The essay “Lie, Memory” details the fictions involved in a predominantly autobiographical lecture delivered by Michael Chabon and the subsequent “literary dustup” that ensued. Do you think that the elements of fantasy made the “biographical” portion more concrete and subsequently believable? It sort of reminded me of the three stages, turn, pledge and prestige, of an illusion.

When I interviewed Chabon, he talked quite a bit about magic. He likes the parallels between the magician and the novelist. Both, I suppose, are trying to create the impossible right in front of our eyes. He also likened his lecture to “close-up card-handling” and said, “There’s such a long-standing connection between the idea of the con and the confidence man and the storyteller or the writer.”

I’ve never been comfortable with the old saw that a writer is nothing more than a great liar, except the lies the writer tells somehow get at the truth. I think that’s too tidy. It manages to be both self-effacing (I’m just a liar, folks) and self-congratulatory in that oh-but-what-a-rake-I-am way. I do think there’s a relationship between the clearly fantastic portion of Chabon’s lecture and the part that’s more about his childhood. One does feed and even substantiate the other. Things can appear to readers -- or listeners -- true and real by comparison. What’s more, because the lecture moves back and forth between fantasy and biography (a biography that skates at times on the edge of tragedy), the tragic passages have the feel of someone saying to you, “All right, no more monkeying around now with golems, this part is serious.” People respond to those cues. They listen differently.

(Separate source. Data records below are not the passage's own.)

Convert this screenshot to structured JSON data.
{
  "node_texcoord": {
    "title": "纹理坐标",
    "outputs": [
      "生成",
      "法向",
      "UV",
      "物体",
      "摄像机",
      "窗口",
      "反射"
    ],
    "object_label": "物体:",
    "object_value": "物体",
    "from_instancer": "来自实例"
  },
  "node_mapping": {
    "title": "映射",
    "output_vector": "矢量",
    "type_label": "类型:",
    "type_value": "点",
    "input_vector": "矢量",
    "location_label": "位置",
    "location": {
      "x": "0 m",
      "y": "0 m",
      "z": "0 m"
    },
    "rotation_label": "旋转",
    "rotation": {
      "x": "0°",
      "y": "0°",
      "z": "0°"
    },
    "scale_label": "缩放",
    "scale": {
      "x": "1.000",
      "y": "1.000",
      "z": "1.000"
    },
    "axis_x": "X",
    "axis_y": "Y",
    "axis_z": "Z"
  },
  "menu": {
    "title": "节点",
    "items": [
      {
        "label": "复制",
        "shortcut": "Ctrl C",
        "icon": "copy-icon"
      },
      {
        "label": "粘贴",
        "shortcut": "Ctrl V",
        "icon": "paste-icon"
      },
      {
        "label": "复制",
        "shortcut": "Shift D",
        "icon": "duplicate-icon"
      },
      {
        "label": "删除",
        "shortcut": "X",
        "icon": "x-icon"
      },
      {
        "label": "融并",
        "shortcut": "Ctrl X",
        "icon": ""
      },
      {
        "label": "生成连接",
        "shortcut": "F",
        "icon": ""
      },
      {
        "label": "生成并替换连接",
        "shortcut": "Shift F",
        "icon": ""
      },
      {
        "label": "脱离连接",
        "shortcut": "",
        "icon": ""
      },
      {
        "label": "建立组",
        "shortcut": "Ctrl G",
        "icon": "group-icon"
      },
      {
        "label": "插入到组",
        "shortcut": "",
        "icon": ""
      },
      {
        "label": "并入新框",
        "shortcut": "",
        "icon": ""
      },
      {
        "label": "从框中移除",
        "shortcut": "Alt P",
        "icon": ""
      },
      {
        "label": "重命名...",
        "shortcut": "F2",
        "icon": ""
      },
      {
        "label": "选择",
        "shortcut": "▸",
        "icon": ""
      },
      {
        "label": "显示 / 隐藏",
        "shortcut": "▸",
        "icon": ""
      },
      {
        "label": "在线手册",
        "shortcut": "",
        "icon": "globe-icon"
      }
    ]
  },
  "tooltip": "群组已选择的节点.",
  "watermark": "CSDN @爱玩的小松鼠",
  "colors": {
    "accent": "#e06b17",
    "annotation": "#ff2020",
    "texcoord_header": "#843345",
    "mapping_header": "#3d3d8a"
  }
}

I do think that’s why everybody I interviewed from the audiences at those lectures believed not just the biography but the parts where Chabon details his supposed brush with a Nazi who is passing himself off as a Holocaust survivor.

You have taught creative writing at George Washington University and have published stories in One Story, Bomb, The Paris Review and The Pushcart Prize anthologies. Will we see a story collection from you in the near future? How has your study of fakers informed your fiction writing? What other projects are you working on?

I’m not sure the study of fakers informed my fiction writing, but those satires I submitted to the business newspaper have. I wrote them at a time when I felt uneasy about traditional stories. It’s hard to explain, but I wanted in those satires not just to tell a story but to make something happen. So instead of relating a story about, say, a machine, I wanted to create the new machine, turn it on, and show everybody. After writing more than a dozen satires though, I either got that out of my system or came to peace with stories that look, well, exactly like stories. They’re not disguised. They’re not pretending to be something else. They’re not appearing somewhere you don’t expect stories to pop up. They’re just stories.

My story collection Prayer and Parable is forthcoming from Fence Books. And my friend Steve Featherstone and I are collaborating on a book about Joseph Mitchell, which will be published by Princeton Architectural Press. Otherwise, I’ve been reading back issues of a 1950s satirical magazine called Humbug, founded by some of the principals behind Mad magazine. This is for a review I’m writing for Harper’s about the problems and challenges of satire, something I think I’ve been writing in my head for a very long time.